Looking a little like Br'er Rabbit in his battle with the tar baby, the Energy Department yesterday ordered Ohio's largest gasoline retailer to boost its pump prices by 10 cents a gallon.

The price increase, imposed on Standard Oil Co. (Ohio), was meant to bring Sohio's prices in line with other Ohio gasoline marketers, particularly a group of independent dealers who protested that their inability to compete with Sohio's low prices was driving them out of business.

Sohio, had been selling regular gasoline for as low as $1.01 a gallon recently, thanks to a subsidy it receives on Alaskan crude oil shipments to its gasoline refineries. The subsidy is created under the Energy Department's entitlements program, which is meant to equalize the costs United States refiners pay for crude oil.

But the effort to undo the effects of the subsidy in Ohio by Marvin Goldstein, head of the Energy Department's Office of Hearings and Appeals, plunged the department into new controversy yesterday.

Rep. Lyle Williams (R-Ohio) called for a congressional investigation.

Goldstein's order could force Sohio to add the 10-cents surcharge to its pump prices for three months while the Energy Department tries to untangle the regulatory conflicts.

In the short run, the order amounts to a $14 million federal tax on Sohio's gasoline over May, June and July because Goldstein directed that proceeds from the added gasoline charge be paid to the Treasury.

He left open the possibility of a revision in regulations that would include the $14 million in the pool of funds that oil companies pay each other to equalize refiners' crude oil costs.

Jack Blum, representing independent gasoline marketers, had complained that Sohio, Exxon Corp. and Arco -- the principal importers of Alaskan crude oil -- had a price break of between $4 and $7 a barrel thanks to the entitlements program.

The concession had been granted initially to permit the companies with Alaskan oil to compete with domestic oil companies that didn't face the high costs of transporting the Alaskan crude to the lower 48 states.

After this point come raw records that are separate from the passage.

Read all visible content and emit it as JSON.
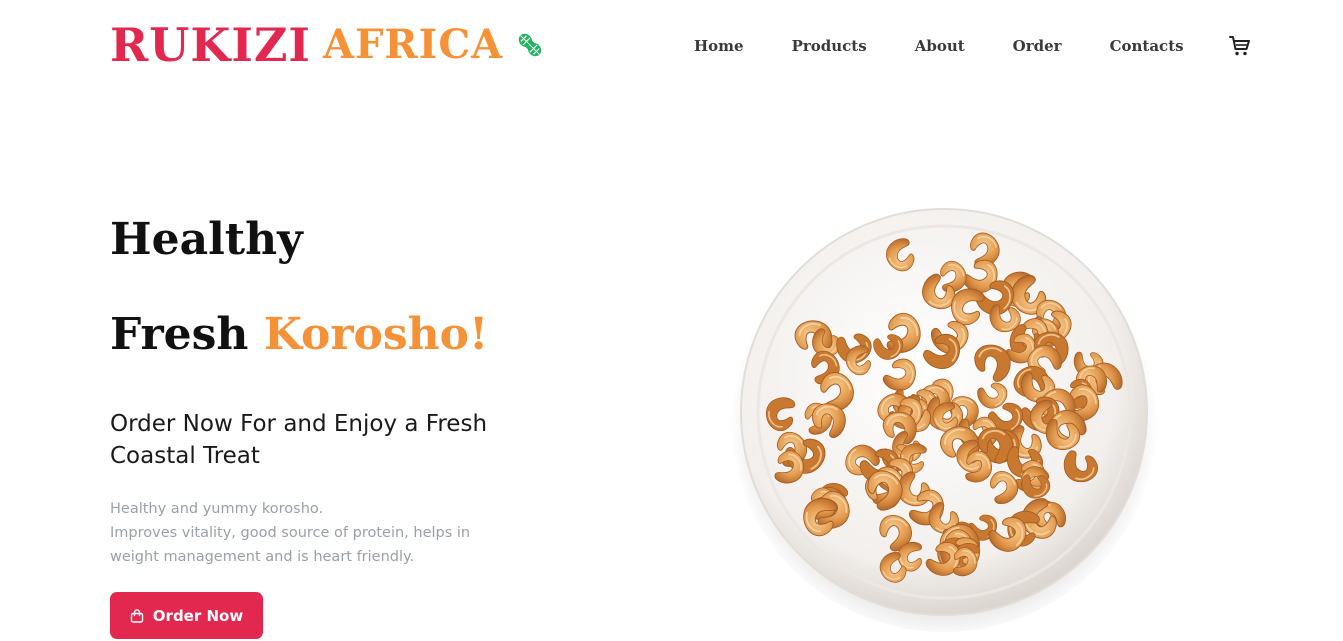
{
  "brand": {
    "name_part1": "RUKIZI",
    "name_part2": "AFRICA",
    "primary_color": "#e2284f",
    "accent_color": "#f59238",
    "logo_icon": "peanut-icon",
    "logo_icon_color": "#1fb55c"
  },
  "nav": {
    "items": [
      {
        "label": "Home"
      },
      {
        "label": "Products"
      },
      {
        "label": "About"
      },
      {
        "label": "Order"
      },
      {
        "label": "Contacts"
      }
    ],
    "cart_icon": "cart-icon"
  },
  "hero": {
    "title_line1": "Healthy",
    "title_line2_plain": "Fresh",
    "title_line2_accent": "Korosho!",
    "subtitle": "Order Now For and Enjoy a Fresh Coastal Treat",
    "description_line1": "Healthy and yummy korosho.",
    "description_line2": "Improves vitality, good source of protein, helps in weight management and is heart friendly.",
    "cta_label": "Order Now",
    "cta_icon": "shopping-bag-icon",
    "image": "cashew-plate-image"
  }
}
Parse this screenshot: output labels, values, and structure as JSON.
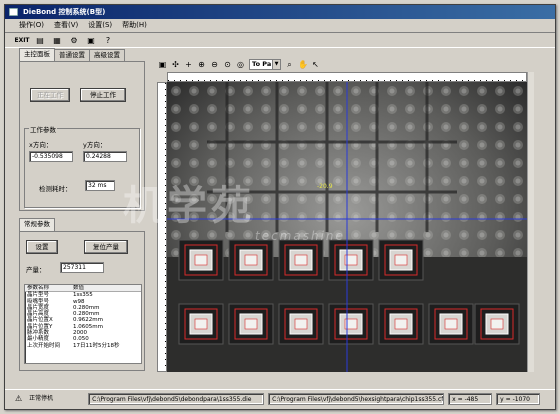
{
  "app": {
    "title": "DieBond 控制系统(B型)"
  },
  "menu": [
    "操作(O)",
    "查看(V)",
    "设置(S)",
    "帮助(H)"
  ],
  "toolbar": {
    "exit_label": "EXIT"
  },
  "tabs": [
    "主控面板",
    "普通设置",
    "高级设置"
  ],
  "control": {
    "start_button": "正在工作",
    "stop_button": "停止工作",
    "group_work_params": "工作参数",
    "x_label": "x方向：",
    "y_label": "y方向：",
    "x_value": "-0.535098",
    "y_value": "0.24288",
    "detect_time_label": "检测耗时：",
    "detect_time_value": "32 ms"
  },
  "common_tab": "常规参数",
  "common": {
    "settings_button": "设置",
    "reset_button": "复位产量",
    "output_label": "产量：",
    "output_value": "257311"
  },
  "param_table": {
    "headers": [
      "参数名称",
      "数值"
    ],
    "rows": [
      [
        "晶片型号",
        "1ss355"
      ],
      [
        "吸嘴型号",
        "w98"
      ],
      [
        "晶片宽度",
        "0.280mm"
      ],
      [
        "晶片高度",
        "0.280mm"
      ],
      [
        "晶片位置X",
        "0.9622mm"
      ],
      [
        "晶片位置Y",
        "1.0605mm"
      ],
      [
        "脉冲系数",
        "2000"
      ],
      [
        "最小精度",
        "0.050"
      ],
      [
        "上次开始时间",
        "17日11时5分18秒"
      ]
    ]
  },
  "image_toolbar": {
    "zoom_value": "To Pa"
  },
  "view": {
    "center_label": "-20.9"
  },
  "status": {
    "state": "正常停机",
    "path1": "C:\\Program Files\\vfj\\debond5\\debondpara\\1ss355.die",
    "path2": "C:\\Program Files\\vfj\\debond5\\hexsightpara\\chip1ss355.cfg",
    "x_coord": "x = -485",
    "y_coord": "y = -1070"
  },
  "watermark": {
    "main": "机学苑",
    "sub": "tecmashine"
  },
  "colors": {
    "title_start": "#0a246a",
    "title_end": "#3a6ea5",
    "crosshair": "#2a3ad8",
    "chip_outline": "#d82a2a"
  }
}
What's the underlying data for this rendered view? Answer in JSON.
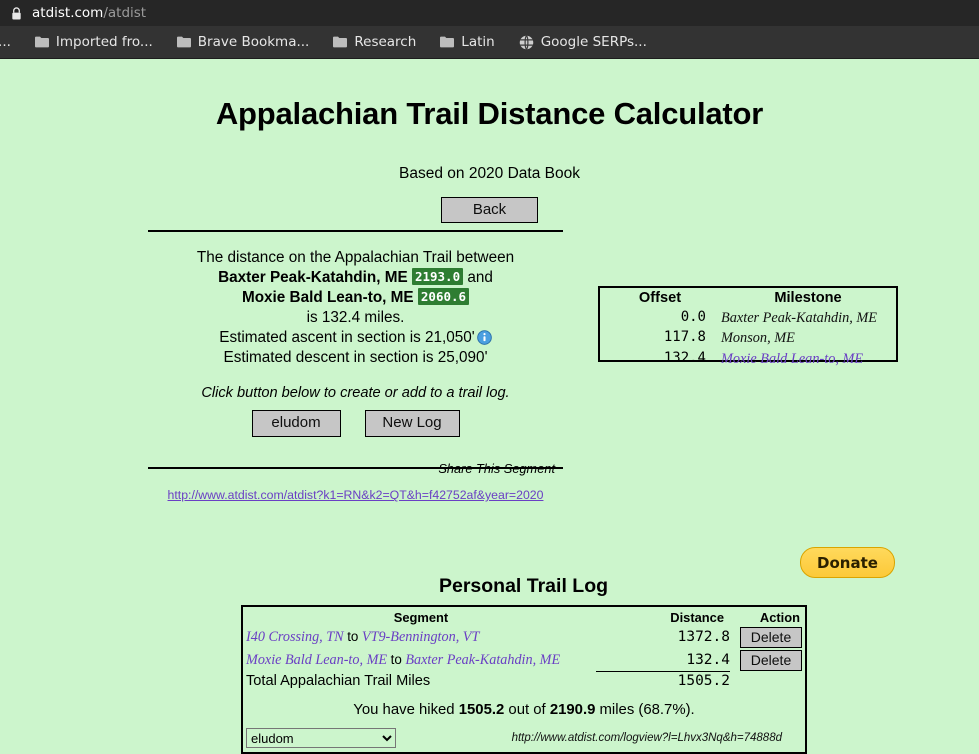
{
  "browser": {
    "lock_icon": "lock-icon",
    "url_host": "atdist.com",
    "url_path": "/atdist",
    "bookmarks": [
      {
        "label": "o...",
        "icon": "folder-icon"
      },
      {
        "label": "Imported fro...",
        "icon": "folder-icon"
      },
      {
        "label": "Brave Bookma...",
        "icon": "folder-icon"
      },
      {
        "label": "Research",
        "icon": "folder-icon"
      },
      {
        "label": "Latin",
        "icon": "folder-icon"
      },
      {
        "label": "Google SERPs...",
        "icon": "globe-icon"
      }
    ]
  },
  "page": {
    "title": "Appalachian Trail Distance Calculator",
    "subtitle": "Based on 2020 Data Book",
    "back_label": "Back"
  },
  "summary": {
    "line1": "The distance on the Appalachian Trail between",
    "from_name": "Baxter Peak-Katahdin, ME",
    "from_offset": "2193.0",
    "and": "and",
    "to_name": "Moxie Bald Lean-to, ME",
    "to_offset": "2060.6",
    "distance_line": "is 132.4 miles.",
    "ascent_line": "Estimated ascent in section is 21,050'",
    "info_icon": "info-icon",
    "descent_line": "Estimated descent in section is 25,090'",
    "hint": "Click button below to create or add to a trail log.",
    "log_button": "eludom",
    "new_log_button": "New Log",
    "share_label": "Share This Segment",
    "share_url": "http://www.atdist.com/atdist?k1=RN&k2=QT&h=f42752af&year=2020"
  },
  "milestones": {
    "headers": {
      "offset": "Offset",
      "milestone": "Milestone"
    },
    "rows": [
      {
        "offset": "0.0",
        "name": "Baxter Peak-Katahdin, ME",
        "is_link": false
      },
      {
        "offset": "117.8",
        "name": "Monson, ME",
        "is_link": false
      },
      {
        "offset": "132.4",
        "name": "Moxie Bald Lean-to, ME",
        "is_link": true
      }
    ]
  },
  "donate": {
    "label": "Donate"
  },
  "trail_log": {
    "title": "Personal Trail Log",
    "headers": {
      "segment": "Segment",
      "distance": "Distance",
      "action": "Action"
    },
    "rows": [
      {
        "from": "I40 Crossing, TN",
        "to": "to",
        "dest": "VT9-Bennington, VT",
        "distance": "1372.8",
        "action": "Delete"
      },
      {
        "from": "Moxie Bald Lean-to, ME",
        "to": "to",
        "dest": "Baxter Peak-Katahdin, ME",
        "distance": "132.4",
        "action": "Delete"
      }
    ],
    "total_label": "Total Appalachian Trail Miles",
    "total_value": "1505.2",
    "hiked_prefix": "You have hiked",
    "hiked_value": "1505.2",
    "hiked_mid": "out of",
    "hiked_total": "2190.9",
    "hiked_suffix": "miles (68.7%).",
    "select_value": "eludom",
    "log_url": "http://www.atdist.com/logview?l=Lhvx3Nq&h=74888d"
  },
  "colors": {
    "page_bg": "#ccf5cc",
    "link": "#6a3fc4",
    "badge_green": "#2e7d32",
    "donate_yellow": "#fcc938"
  }
}
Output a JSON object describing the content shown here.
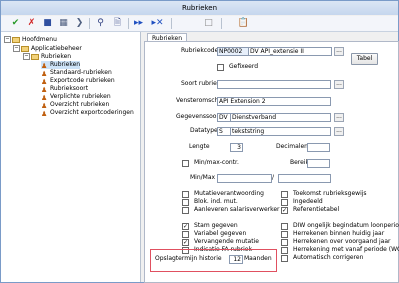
{
  "window": {
    "title": "Rubrieken"
  },
  "toolbar": {
    "icons": [
      "check-icon",
      "cancel-icon",
      "save-icon",
      "grid-icon",
      "chevron-icon",
      "search-icon",
      "doc-search-icon",
      "next-icon",
      "remove-next-icon",
      "blank-icon",
      "paste-icon"
    ]
  },
  "tree": {
    "items": [
      {
        "label": "Hoofdmenu",
        "toggle": "−"
      },
      {
        "label": "Applicatiebeheer",
        "toggle": "−"
      },
      {
        "label": "Rubrieken",
        "toggle": "−"
      },
      {
        "label": "Rubrieken"
      },
      {
        "label": "Standaard-rubrieken"
      },
      {
        "label": "Exportcode rubrieken"
      },
      {
        "label": "Rubrieksoort"
      },
      {
        "label": "Verplichte rubrieken"
      },
      {
        "label": "Overzicht rubrieken"
      },
      {
        "label": "Overzicht exportcoderingen"
      }
    ]
  },
  "tab": {
    "label": "Rubrieken"
  },
  "form": {
    "rubriekcode_label": "Rubriekcode",
    "rubriekcode_value": "NP0002",
    "rubriekcode_desc": "DV API_extensie II",
    "tabel_button": "Tabel",
    "gefixeerd": "Gefixeerd",
    "soort_rubriek_label": "Soort rubriek",
    "soort_rubriek_value": "",
    "vensteromschr_label": "Vensteromschr.",
    "vensteromschr_value": "API Extension 2",
    "gegevenssoort_label": "Gegevenssoort",
    "gegevenssoort_code": "DV",
    "gegevenssoort_desc": "Dienstverband",
    "datatype_label": "Datatype",
    "datatype_code": "S",
    "datatype_desc": "tekststring",
    "lengte_label": "Lengte",
    "lengte_value": "3",
    "decimalen_label": "Decimalen",
    "decimalen_value": "",
    "minmax_contr": "Min/max-contr.",
    "bereik_label": "Bereik",
    "minmax_label": "Min/Max",
    "minmax_sep": "/",
    "dots": "...",
    "checks": [
      {
        "label": "Mutatieverantwoording",
        "checked": false
      },
      {
        "label": "Blok. ind. mut.",
        "checked": false
      },
      {
        "label": "Aanleveren salarisverwerker",
        "checked": false
      },
      {
        "label": "Toekomst rubrieksgewijs",
        "checked": false
      },
      {
        "label": "Ingedeeld",
        "checked": false
      },
      {
        "label": "Referentietabel",
        "checked": true
      },
      {
        "label": "Stam gegeven",
        "checked": true
      },
      {
        "label": "Variabel gegeven",
        "checked": false
      },
      {
        "label": "Vervangende mutatie",
        "checked": true
      },
      {
        "label": "Indicatie FA rubriek",
        "checked": false
      },
      {
        "label": "DIW ongelijk begindatum loonperiode",
        "checked": false
      },
      {
        "label": "Herrekenen binnen huidig jaar",
        "checked": false
      },
      {
        "label": "Herrekenen over voorgaand jaar",
        "checked": false
      },
      {
        "label": "Herrekening met vanaf periode (WG)",
        "checked": false
      },
      {
        "label": "Automatisch corrigeren",
        "checked": false
      }
    ],
    "opslag_label": "Opslagtermijn historie",
    "opslag_value": "12",
    "opslag_unit": "Maanden"
  }
}
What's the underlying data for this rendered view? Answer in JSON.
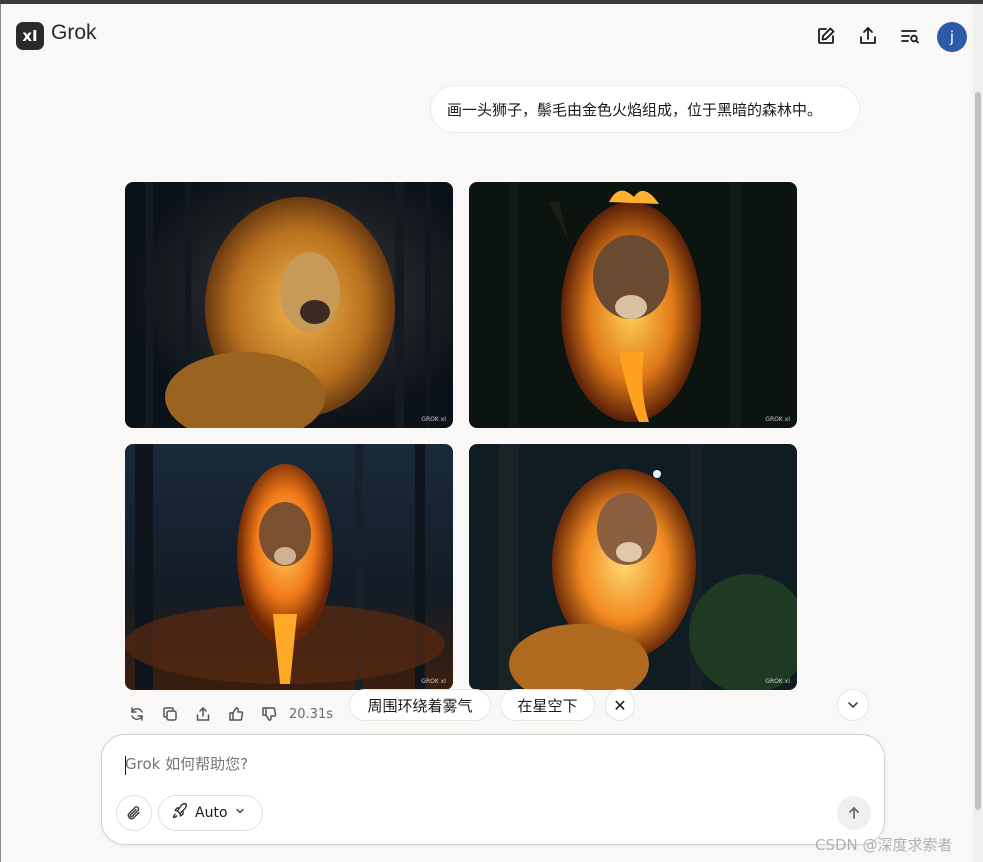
{
  "header": {
    "logo_text": "xI",
    "brand": "Grok",
    "avatar_initial": "j",
    "icons": [
      "edit-icon",
      "share-icon",
      "history-search-icon"
    ]
  },
  "chat": {
    "user_message": "画一头狮子，鬃毛由金色火焰组成，位于黑暗的森林中。",
    "images": [
      {
        "alt": "lion with golden mane",
        "watermark": "GROK xI"
      },
      {
        "alt": "lion with flaming mane",
        "watermark": "GROK xI"
      },
      {
        "alt": "standing lion engulfed in flames",
        "watermark": "GROK xI"
      },
      {
        "alt": "sitting lion with fiery mane",
        "watermark": "GROK xI"
      }
    ],
    "response_time": "20.31s",
    "suggestions": [
      "周围环绕着雾气",
      "在星空下"
    ],
    "close_symbol": "✕"
  },
  "composer": {
    "placeholder": "Grok 如何帮助您?",
    "mode_label": "Auto"
  },
  "watermark": "CSDN @深度求索者",
  "colors": {
    "background": "#f9f8f6",
    "avatar": "#2c5aa8",
    "forest": "#0c1622",
    "flame": "#e8951f"
  }
}
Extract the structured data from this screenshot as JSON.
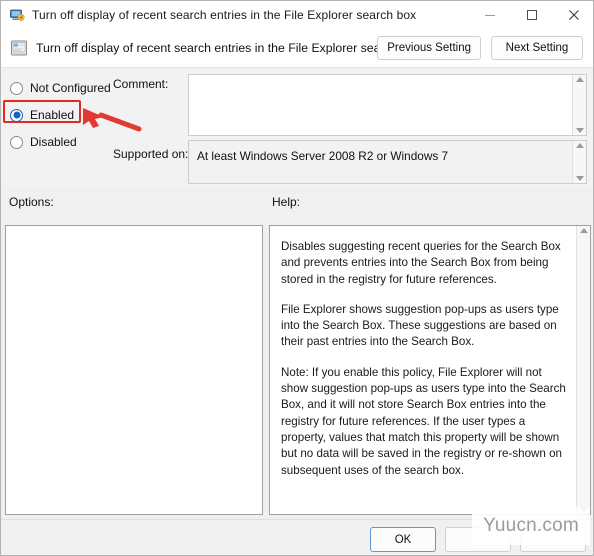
{
  "window": {
    "title": "Turn off display of recent search entries in the File Explorer search box",
    "title_icon": "policy-setting-icon",
    "controls": {
      "minimize": "minimize-icon",
      "maximize": "maximize-icon",
      "close": "close-icon"
    }
  },
  "header": {
    "icon": "policy-document-icon",
    "title": "Turn off display of recent search entries in the File Explorer search box",
    "previous_label": "Previous Setting",
    "next_label": "Next Setting"
  },
  "state": {
    "options": [
      {
        "label": "Not Configured",
        "selected": false
      },
      {
        "label": "Enabled",
        "selected": true
      },
      {
        "label": "Disabled",
        "selected": false
      }
    ],
    "selected_value": "Enabled"
  },
  "comment": {
    "label": "Comment:",
    "value": "",
    "placeholder": ""
  },
  "supported": {
    "label": "Supported on:",
    "value": "At least Windows Server 2008 R2 or Windows 7"
  },
  "panels": {
    "options_label": "Options:",
    "help_label": "Help:",
    "options_content": ""
  },
  "help": {
    "paragraphs": [
      "Disables suggesting recent queries for the Search Box and prevents entries into the Search Box from being stored in the registry for future references.",
      "File Explorer shows suggestion pop-ups as users type into the Search Box.  These suggestions are based on their past entries into the Search Box.",
      "Note: If you enable this policy, File Explorer will not show suggestion pop-ups as users type into the Search Box, and it will not store Search Box entries into the registry for future references.  If the user types a property, values that match this property will be shown but no data will be saved in the registry or re-shown on subsequent uses of the search box."
    ]
  },
  "footer": {
    "ok_label": "OK",
    "cancel_label": "",
    "apply_label": ""
  },
  "annotation": {
    "highlight_target": "Enabled",
    "highlight_color": "#e02a22",
    "arrow_color": "#e03a33"
  },
  "watermark": {
    "text": "Yuucn.com"
  },
  "colors": {
    "accent": "#1565c0",
    "annotation_red": "#e02a22",
    "window_bg": "#f0f0f0",
    "panel_bg": "#ffffff"
  }
}
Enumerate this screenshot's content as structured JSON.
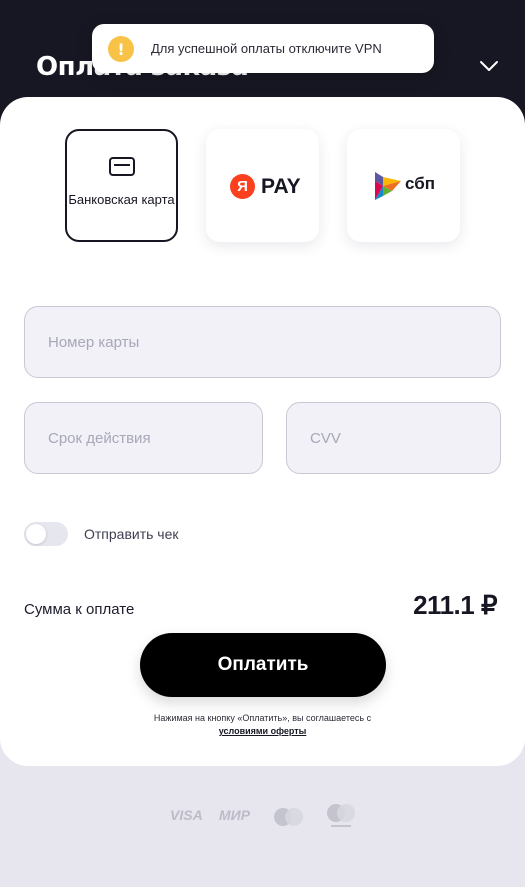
{
  "header": {
    "title": "Оплата заказа"
  },
  "toast": {
    "icon": "!",
    "text": "Для успешной оплаты отключите VPN"
  },
  "methods": {
    "bank_card": {
      "label": "Банковская карта",
      "icon": "credit-card-icon"
    },
    "yandex_pay": {
      "badge": "Я",
      "label": "PAY"
    },
    "sbp": {
      "label": "сбп"
    }
  },
  "fields": {
    "card_number": {
      "placeholder": "Номер карты",
      "value": ""
    },
    "expiry": {
      "placeholder": "Срок действия",
      "value": ""
    },
    "cvv": {
      "placeholder": "CVV",
      "value": ""
    }
  },
  "receipt": {
    "label": "Отправить чек",
    "enabled": false
  },
  "total": {
    "label": "Сумма к оплате",
    "amount": "211.1 ₽"
  },
  "pay_button": {
    "label": "Оплатить"
  },
  "terms": {
    "text": "Нажимая на кнопку «Оплатить», вы соглашаетесь с ",
    "link": "условиями оферты"
  },
  "footer_logos": {
    "visa": "VISA",
    "mir": "МИР"
  },
  "colors": {
    "header_bg": "#161722",
    "accent_yandex": "#fc3f1d",
    "warning": "#f8c247",
    "button_bg": "#000000"
  }
}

But the steady escalation in oil prices worldwide and in the United States has permitted the Alaskan oil producers to compete readily with domestic refiners.

Sohio, in statement yesterday, said it will take the Energy Department to court.